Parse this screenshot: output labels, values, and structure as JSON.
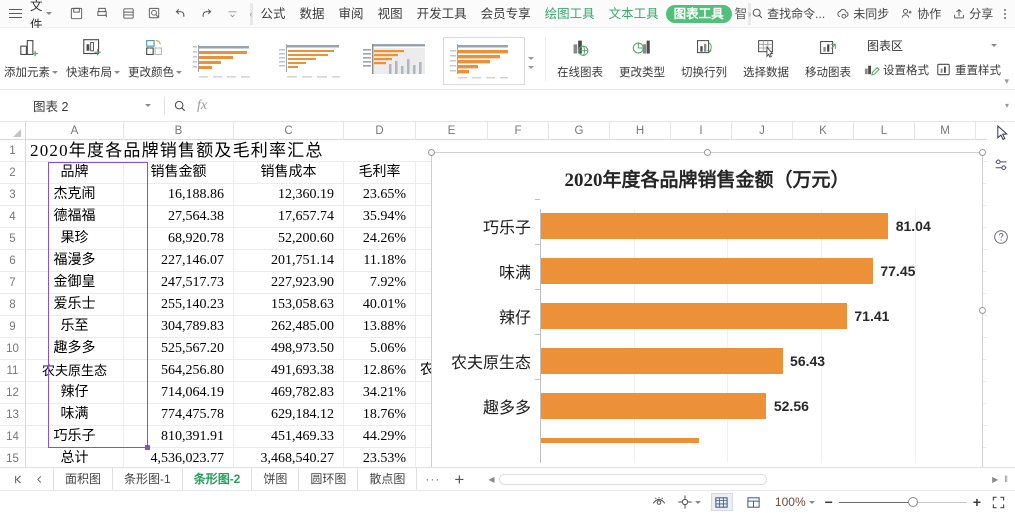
{
  "topbar": {
    "menu_icon": "hamburger-icon",
    "file_label": "文件",
    "quick_access": [
      {
        "name": "save-icon"
      },
      {
        "name": "print-icon"
      },
      {
        "name": "print-preview-icon"
      },
      {
        "name": "find-icon"
      },
      {
        "name": "undo-icon"
      },
      {
        "name": "redo-icon"
      },
      {
        "name": "customize-qat-icon"
      }
    ],
    "scroll_left": "‹",
    "scroll_right": "›",
    "tabs": [
      {
        "label": "公式",
        "state": "normal"
      },
      {
        "label": "数据",
        "state": "normal"
      },
      {
        "label": "审阅",
        "state": "normal"
      },
      {
        "label": "视图",
        "state": "normal"
      },
      {
        "label": "开发工具",
        "state": "normal"
      },
      {
        "label": "会员专享",
        "state": "normal"
      },
      {
        "label": "绘图工具",
        "state": "green"
      },
      {
        "label": "文本工具",
        "state": "green"
      },
      {
        "label": "图表工具",
        "state": "active"
      },
      {
        "label": "智",
        "state": "clipped"
      }
    ],
    "search_placeholder": "查找命令...",
    "search_icon": "search-icon",
    "sync_label": "未同步",
    "sync_icon": "cloud-sync-icon",
    "collab_label": "协作",
    "collab_icon": "user-add-icon",
    "share_label": "分享",
    "share_icon": "share-upload-icon",
    "more_icon": "more-vertical-icon",
    "collapse_icon": "chevron-up-icon"
  },
  "ribbon": {
    "buttons": [
      {
        "label": "添加元素",
        "icon": "add-chart-element-icon",
        "dropdown": true
      },
      {
        "label": "快速布局",
        "icon": "quick-layout-icon",
        "dropdown": true
      },
      {
        "label": "更改颜色",
        "icon": "change-colors-icon",
        "dropdown": true
      }
    ],
    "gallery_label": "chart-style-gallery",
    "gallery_count": 6,
    "gallery_selected_index": 3,
    "tools": [
      {
        "label": "在线图表",
        "icon": "online-chart-icon"
      },
      {
        "label": "更改类型",
        "icon": "change-chart-type-icon"
      },
      {
        "label": "切换行列",
        "icon": "switch-row-column-icon"
      },
      {
        "label": "选择数据",
        "icon": "select-data-icon"
      },
      {
        "label": "移动图表",
        "icon": "move-chart-icon"
      }
    ],
    "chart_area_select": "图表区",
    "format_label": "设置格式",
    "format_icon": "format-paint-icon",
    "reset_label": "重置样式",
    "reset_icon": "reset-style-icon"
  },
  "formula_bar": {
    "name_box_value": "图表 2",
    "name_box_caret": "▾",
    "search_icon": "search-icon",
    "fx_icon": "fx-icon",
    "formula_value": "",
    "expand_icon": "chevron-down-icon"
  },
  "grid": {
    "columns": [
      "A",
      "B",
      "C",
      "D",
      "E",
      "F",
      "G",
      "H",
      "I",
      "J",
      "K",
      "L",
      "M"
    ],
    "title_row": {
      "row": "1",
      "text": "2020年度各品牌销售额及毛利率汇总"
    },
    "headers": {
      "row": "2",
      "cells": [
        "品牌",
        "销售金额",
        "销售成本",
        "毛利率"
      ]
    },
    "rows": [
      {
        "row": "3",
        "brand": "杰克闹",
        "amount": "16,188.86",
        "cost": "12,360.19",
        "margin": "23.65%"
      },
      {
        "row": "4",
        "brand": "德福福",
        "amount": "27,564.38",
        "cost": "17,657.74",
        "margin": "35.94%"
      },
      {
        "row": "5",
        "brand": "果珍",
        "amount": "68,920.78",
        "cost": "52,200.60",
        "margin": "24.26%"
      },
      {
        "row": "6",
        "brand": "福漫多",
        "amount": "227,146.07",
        "cost": "201,751.14",
        "margin": "11.18%"
      },
      {
        "row": "7",
        "brand": "金御皇",
        "amount": "247,517.73",
        "cost": "227,923.90",
        "margin": "7.92%"
      },
      {
        "row": "8",
        "brand": "爱乐士",
        "amount": "255,140.23",
        "cost": "153,058.63",
        "margin": "40.01%"
      },
      {
        "row": "9",
        "brand": "乐至",
        "amount": "304,789.83",
        "cost": "262,485.00",
        "margin": "13.88%"
      },
      {
        "row": "10",
        "brand": "趣多多",
        "amount": "525,567.20",
        "cost": "498,973.50",
        "margin": "5.06%"
      },
      {
        "row": "11",
        "brand": "农夫原生态",
        "amount": "564,256.80",
        "cost": "491,693.38",
        "margin": "12.86%"
      },
      {
        "row": "12",
        "brand": "辣仔",
        "amount": "714,064.19",
        "cost": "469,782.83",
        "margin": "34.21%"
      },
      {
        "row": "13",
        "brand": "味满",
        "amount": "774,475.78",
        "cost": "629,184.12",
        "margin": "18.76%"
      },
      {
        "row": "14",
        "brand": "巧乐子",
        "amount": "810,391.91",
        "cost": "451,469.33",
        "margin": "44.29%"
      },
      {
        "row": "15",
        "brand": "总计",
        "amount": "4,536,023.77",
        "cost": "3,468,540.27",
        "margin": "23.53%"
      }
    ],
    "overflow_text": "农"
  },
  "chart_data": {
    "type": "bar",
    "title": "2020年度各品牌销售金额（万元）",
    "xlabel": "",
    "ylabel": "",
    "orientation": "horizontal",
    "categories": [
      "趣多多",
      "农夫原生态",
      "辣仔",
      "味满",
      "巧乐子"
    ],
    "values": [
      52.56,
      56.43,
      71.41,
      77.45,
      81.04
    ],
    "labels": [
      "52.56",
      "56.43",
      "71.41",
      "77.45",
      "81.04"
    ],
    "bar_color": "#ED9138",
    "xlim": [
      0,
      90
    ],
    "grid": true,
    "legend": false,
    "clipped_bottom_category": true
  },
  "sheet_tabs": {
    "nav_first_icon": "first-sheet-icon",
    "nav_prev_icon": "prev-sheet-icon",
    "tabs": [
      {
        "label": "面积图",
        "active": false
      },
      {
        "label": "条形图-1",
        "active": false
      },
      {
        "label": "条形图-2",
        "active": true
      },
      {
        "label": "饼图",
        "active": false
      },
      {
        "label": "圆环图",
        "active": false
      },
      {
        "label": "散点图",
        "active": false
      }
    ],
    "more_icon": "more-sheets-icon",
    "add_label": "+",
    "scroll_left_icon": "scroll-left-icon",
    "scroll_right_icon": "scroll-right-icon"
  },
  "status_bar": {
    "eye_icon": "eye-icon",
    "pan_icon": "pan-icon",
    "view_normal_icon": "normal-view-icon",
    "view_page_icon": "page-layout-icon",
    "zoom_label": "100%",
    "zoom_caret": "▾",
    "zoom_minus": "−",
    "zoom_plus": "+",
    "fullscreen_icon": "fullscreen-icon"
  },
  "right_rail": {
    "cursor_icon": "cursor-arrow-icon",
    "items": [
      {
        "name": "chart-settings-icon"
      },
      {
        "name": "help-icon"
      }
    ]
  }
}
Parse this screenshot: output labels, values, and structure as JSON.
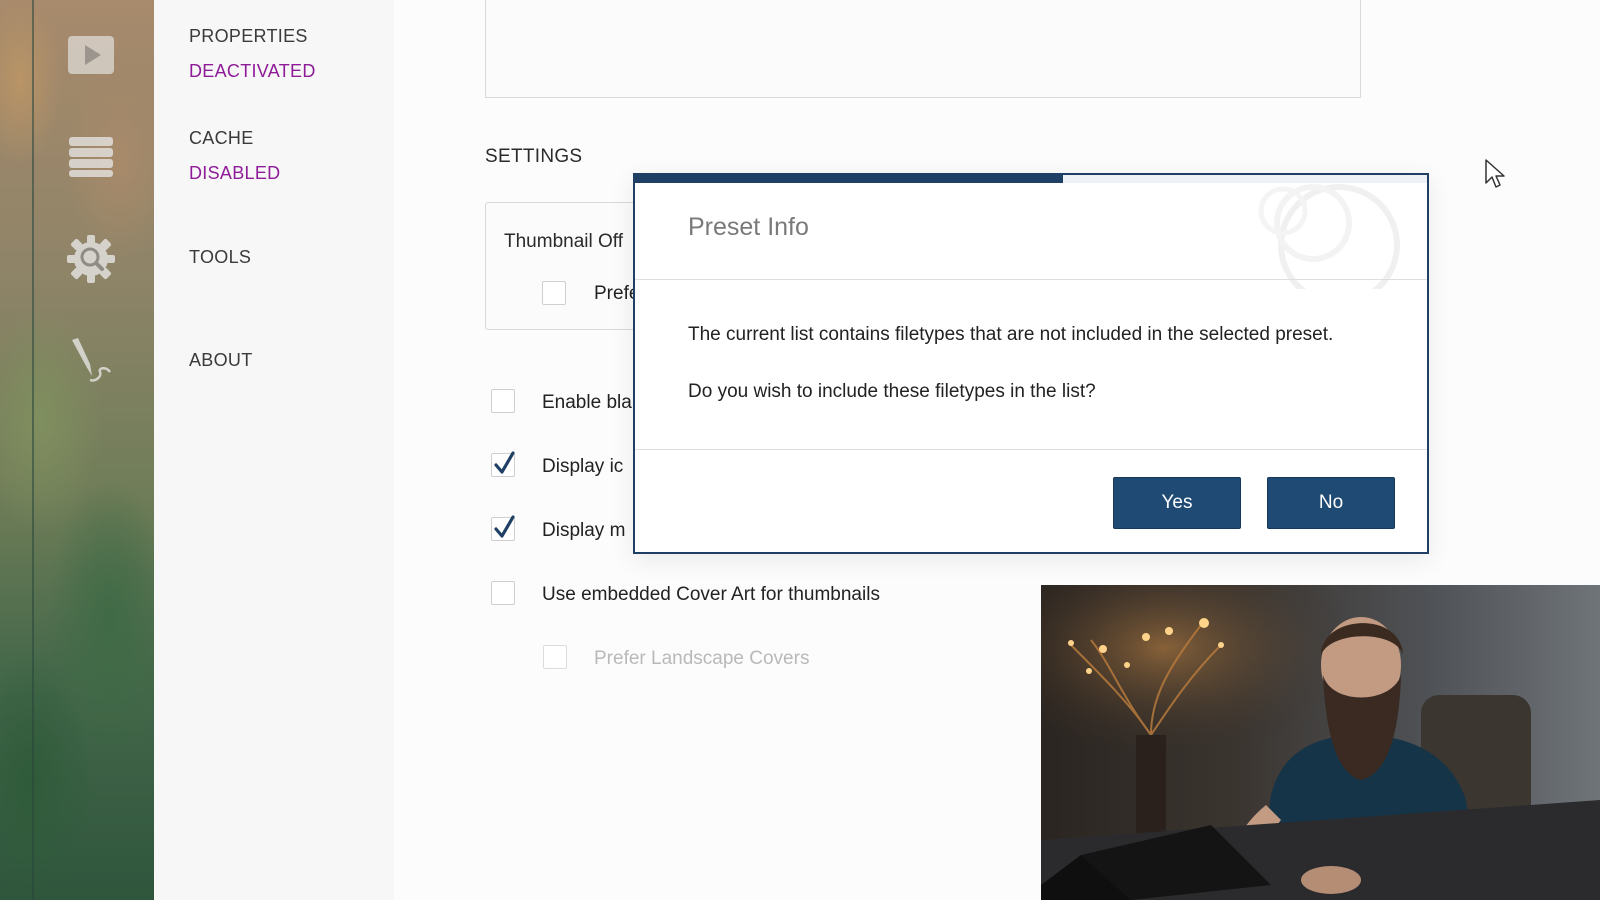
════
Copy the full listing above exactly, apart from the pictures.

Parse this screenshot: output labels, values, and structure as JSON.
{
  "topbar": {
    "menu_icon": "hamburger-icon",
    "file_label": "文件",
    "quick_access": [
      {
        "name": "save-icon"
      },
      {
        "name": "print-icon"
      },
      {
        "name": "print-preview-icon"
      },
      {
        "name": "find-icon"
      },
      {
        "name": "undo-icon"
      },
      {
        "name": "redo-icon"
      },
      {
        "name": "customize-qat-icon"
      }
    ],
    "scroll_left": "‹",
    "scroll_right": "›",
    "tabs": [
      {
        "label": "公式",
        "state": "normal"
      },
      {
        "label": "数据",
        "state": "normal"
      },
      {
        "label": "审阅",
        "state": "normal"
      },
      {
        "label": "视图",
        "state": "normal"
      },
      {
        "label": "开发工具",
        "state": "normal"
      },
      {
        "label": "会员专享",
        "state": "normal"
      },
      {
        "label": "绘图工具",
        "state": "green"
      },
      {
        "label": "文本工具",
        "state": "green"
      },
      {
        "label": "图表工具",
        "state": "active"
      },
      {
        "label": "智",
        "state": "clipped"
      }
    ],
    "search_placeholder": "查找命令...",
    "search_icon": "search-icon",
    "sync_label": "未同步",
    "sync_icon": "cloud-sync-icon",
    "collab_label": "协作",
    "collab_icon": "user-add-icon",
    "share_label": "分享",
    "share_icon": "share-upload-icon",
    "more_icon": "more-vertical-icon",
    "collapse_icon": "chevron-up-icon"
  },
  "ribbon": {
    "buttons": [
      {
        "label": "添加元素",
        "icon": "add-chart-element-icon",
        "dropdown": true
      },
      {
        "label": "快速布局",
        "icon": "quick-layout-icon",
        "dropdown": true
      },
      {
        "label": "更改颜色",
        "icon": "change-colors-icon",
        "dropdown": true
      }
    ],
    "gallery_label": "chart-style-gallery",
    "gallery_count": 6,
    "gallery_selected_index": 3,
    "tools": [
      {
        "label": "在线图表",
        "icon": "online-chart-icon"
      },
      {
        "label": "更改类型",
        "icon": "change-chart-type-icon"
      },
      {
        "label": "切换行列",
        "icon": "switch-row-column-icon"
      },
      {
        "label": "选择数据",
        "icon": "select-data-icon"
      },
      {
        "label": "移动图表",
        "icon": "move-chart-icon"
      }
    ],
    "chart_area_select": "图表区",
    "format_label": "设置格式",
    "format_icon": "format-paint-icon",
    "reset_label": "重置样式",
    "reset_icon": "reset-style-icon"
  },
  "formula_bar": {
    "name_box_value": "图表 2",
    "name_box_caret": "▾",
    "search_icon": "search-icon",
    "fx_icon": "fx-icon",
    "formula_value": "",
    "expand_icon": "chevron-down-icon"
  },
  "grid": {
    "columns": [
      "A",
      "B",
      "C",
      "D",
      "E",
      "F",
      "G",
      "H",
      "I",
      "J",
      "K",
      "L",
      "M"
    ],
    "title_row": {
      "row": "1",
      "text": "2020年度各品牌销售额及毛利率汇总"
    },
    "headers": {
      "row": "2",
      "cells": [
        "品牌",
        "销售金额",
        "销售成本",
        "毛利率"
      ]
    },
    "rows": [
      {
        "row": "3",
        "brand": "杰克闹",
        "amount": "16,188.86",
        "cost": "12,360.19",
        "margin": "23.65%"
      },
      {
        "row": "4",
        "brand": "德福福",
        "amount": "27,564.38",
        "cost": "17,657.74",
        "margin": "35.94%"
      },
      {
        "row": "5",
        "brand": "果珍",
        "amount": "68,920.78",
        "cost": "52,200.60",
        "margin": "24.26%"
      },
      {
        "row": "6",
        "brand": "福漫多",
        "amount": "227,146.07",
        "cost": "201,751.14",
        "margin": "11.18%"
      },
      {
        "row": "7",
        "brand": "金御皇",
        "amount": "247,517.73",
        "cost": "227,923.90",
        "margin": "7.92%"
      },
      {
        "row": "8",
        "brand": "爱乐士",
        "amount": "255,140.23",
        "cost": "153,058.63",
        "margin": "40.01%"
      },
      {
        "row": "9",
        "brand": "乐至",
        "amount": "304,789.83",
        "cost": "262,485.00",
        "margin": "13.88%"
      },
      {
        "row": "10",
        "brand": "趣多多",
        "amount": "525,567.20",
        "cost": "498,973.50",
        "margin": "5.06%"
      },
      {
        "row": "11",
        "brand": "农夫原生态",
        "amount": "564,256.80",
        "cost": "491,693.38",
        "margin": "12.86%"
      },
      {
        "row": "12",
        "brand": "辣仔",
        "amount": "714,064.19",
        "cost": "469,782.83",
        "margin": "34.21%"
      },
      {
        "row": "13",
        "brand": "味满",
        "amount": "774,475.78",
        "cost": "629,184.12",
        "margin": "18.76%"
      },
      {
        "row": "14",
        "brand": "巧乐子",
        "amount": "810,391.91",
        "cost": "451,469.33",
        "margin": "44.29%"
      },
      {
        "row": "15",
        "brand": "总计",
        "amount": "4,536,023.77",
        "cost": "3,468,540.27",
        "margin": "23.53%"
      }
    ],
    "overflow_text": "农"
  },
  "chart_data": {
    "type": "bar",
    "title": "2020年度各品牌销售金额（万元）",
    "xlabel": "",
    "ylabel": "",
    "orientation": "horizontal",
    "categories": [
      "趣多多",
      "农夫原生态",
      "辣仔",
      "味满",
      "巧乐子"
    ],
    "values": [
      52.56,
      56.43,
      71.41,
      77.45,
      81.04
    ],
    "labels": [
      "52.56",
      "56.43",
      "71.41",
      "77.45",
      "81.04"
    ],
    "bar_color": "#ED9138",
    "xlim": [
      0,
      90
    ],
    "grid": true,
    "legend": false,
    "clipped_bottom_category": true
  },
  "sheet_tabs": {
    "nav_first_icon": "first-sheet-icon",
    "nav_prev_icon": "prev-sheet-icon",
    "tabs": [
      {
        "label": "面积图",
        "active": false
      },
      {
        "label": "条形图-1",
        "active": false
      },
      {
        "label": "条形图-2",
        "active": true
      },
      {
        "label": "饼图",
        "active": false
      },
      {
        "label": "圆环图",
        "active": false
      },
      {
        "label": "散点图",
        "active": false
      }
    ],
    "more_icon": "more-sheets-icon",
    "add_label": "+",
    "scroll_left_icon": "scroll-left-icon",
    "scroll_right_icon": "scroll-right-icon"
  },
  "status_bar": {
    "eye_icon": "eye-icon",
    "pan_icon": "pan-icon",
    "view_normal_icon": "normal-view-icon",
    "view_page_icon": "page-layout-icon",
    "zoom_label": "100%",
    "zoom_caret": "▾",
    "zoom_minus": "−",
    "zoom_plus": "+",
    "fullscreen_icon": "fullscreen-icon"
  },
  "right_rail": {
    "cursor_icon": "cursor-arrow-icon",
    "items": [
      {
        "name": "chart-settings-icon"
      },
      {
        "name": "help-icon"
      }
    ]
  }
}
Parse this screenshot: output labels, values, and structure as JSON.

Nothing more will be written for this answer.